Panic! At The Disco
Pray For The Wicked
Release Date: June 22, 2018
Label: DCD2/Fueled By Ramen
Review by Jared Stossel
"All my life been hustlin' and tonight is my appraisal/'cause I'm a hooker selling songs and my pimp's a record label" are the opening lines to "Hey Ma, I Made It", the third song on Panic! AT the Disco's (well, vocalist Brendon Urie's) sixth studio album Pray For The Wicked. Several songs throughout the album, like "Roaring 20s", "One of the Drunks", and "The Overpass" feature lyrics like this. Lyrics that touch on the idea of fame, the idea of not being able to fit in, maybe being a bit too in over your head.
Urie has been at this since he was in high school. Panic!'s career began fresh out of twelfth grade, after Fall Out Boy bassist Pete Wentz signed the four original members to his new label imprint, Decaydance, and helped fund their cabaret-meets-nightclub debut album A Fever You Can't Sweat Out, launching them into almost instantaneous stardom. He's the only member of Panic! that has been featured on every single release (in the beginning, the band was comprised of Urie, guitarist/lyricist Ryan Ross, bassist Brent Wilson, and drummer Spencer Smith). As the albums went on, member by member left to pursue other projects, some left for family, and others just found the touring lifestyle wasn't for them anymore. The idea of seeing through the idea of fame and the Hollywood lifestyle being touched upon greatly in Pray For The Wicked doesn't surprise me in the least, and tracks like the aforementioned numbers are brilliantly produced and composed.

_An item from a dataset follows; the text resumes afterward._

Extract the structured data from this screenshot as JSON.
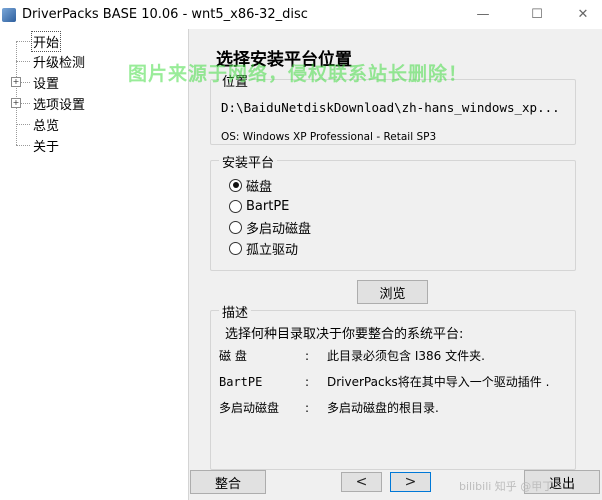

After two albums either nearly or completely on his own, Brendon Urie has finally found his groove on Pray For The Wicked. While Death of A Bachelor was a stellar album, and the release that launched Panic! back to the top of the charts and arenas around the world, this improves upon the faults that could be found within the cracks of Bachelor. Older Panic! fans will still find a way to gripe about how it doesn't sound like A Fever You Can't Sweat Out, but we're not here to listen to them. We're here to listen to a project that has evolved over the years, taking the modern influences of today and still making them sound like one of the most unique bands to grace the Billboard charts.
The two lead-in singles, "(Fuck A) Silver Lining" and "Say Amen (Saturday Night)", bring forth braggadocio vocal melodies, pop sensibilities, and overtly synthesized instrumentation that perfectly represent the new era of Panic!. Drum machines have been substituted with drum sets. Distorted guitars have been replaced with horns and saxophones. It's Frank Sinatra meets modern day pop music.

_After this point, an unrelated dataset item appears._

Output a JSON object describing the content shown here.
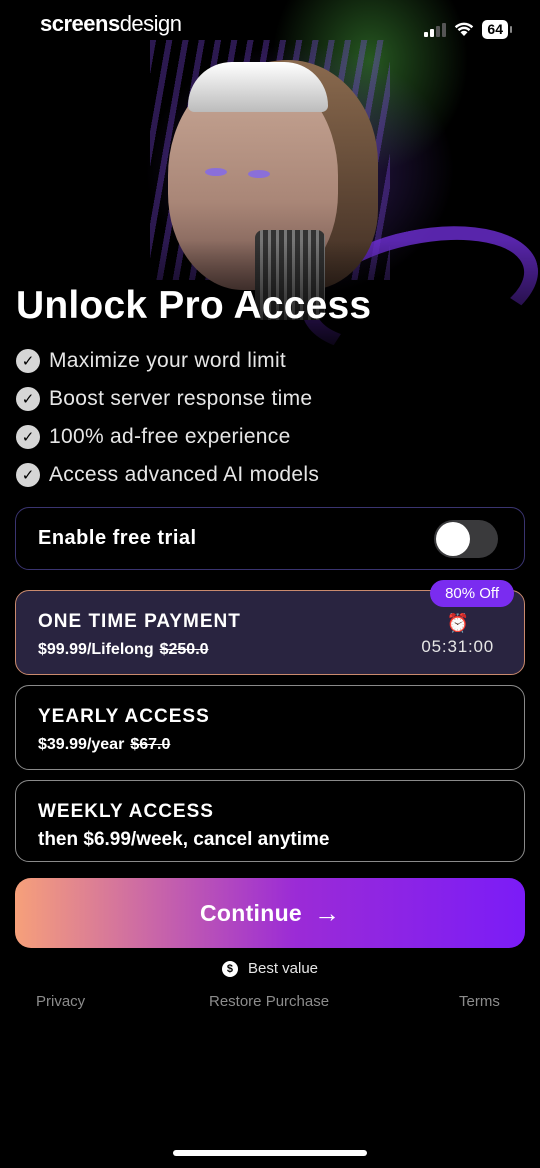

"High Hopes" features Urie really showing off what he can do vocally (he's grown miles beyond his peers in the scene, as far as performance goes) as trumpets blare and strings pluck behind him in time with 808 beats. To go back on an earlier comment I made about "Frank Sinatra meets modern day pop music": just reference "Roaring 20s", the fifth track. It's as close to the olden days of Fever as you'll ever get.
"Dancing's Not A Crime" seems to pull influence from the 80s tracks that lit up the dance floor of night clubs all around the world, while "One of the Drunks" shows Urie crooning about what I can only assume to be the world of partying in LA, and constantly searching for that rush. "The Overpass", one of the best tracks on Wicked, opens with a bombastic horn line, akin to Big Band acts of the 1930s, before sliding into a fast and powerful chorus. "King of the Clouds" and "Old Fashioned" bring forth trap-style hip-hop beats that back lyrics about the past and moving forward into the great unknown future.
Pray For The Wicked closes with "Dying In LA", a song that I've come back to time and time again since receiving the record. It's perhaps the strongest song that Urie has ever written, emotionally impactful and brutally honest in more ways than one. It's clear that Pray For The Wicked stands out among the ranks in Panic! At The Disco's adventurous discography, and one that will be revisited time and time again by fans for years to come.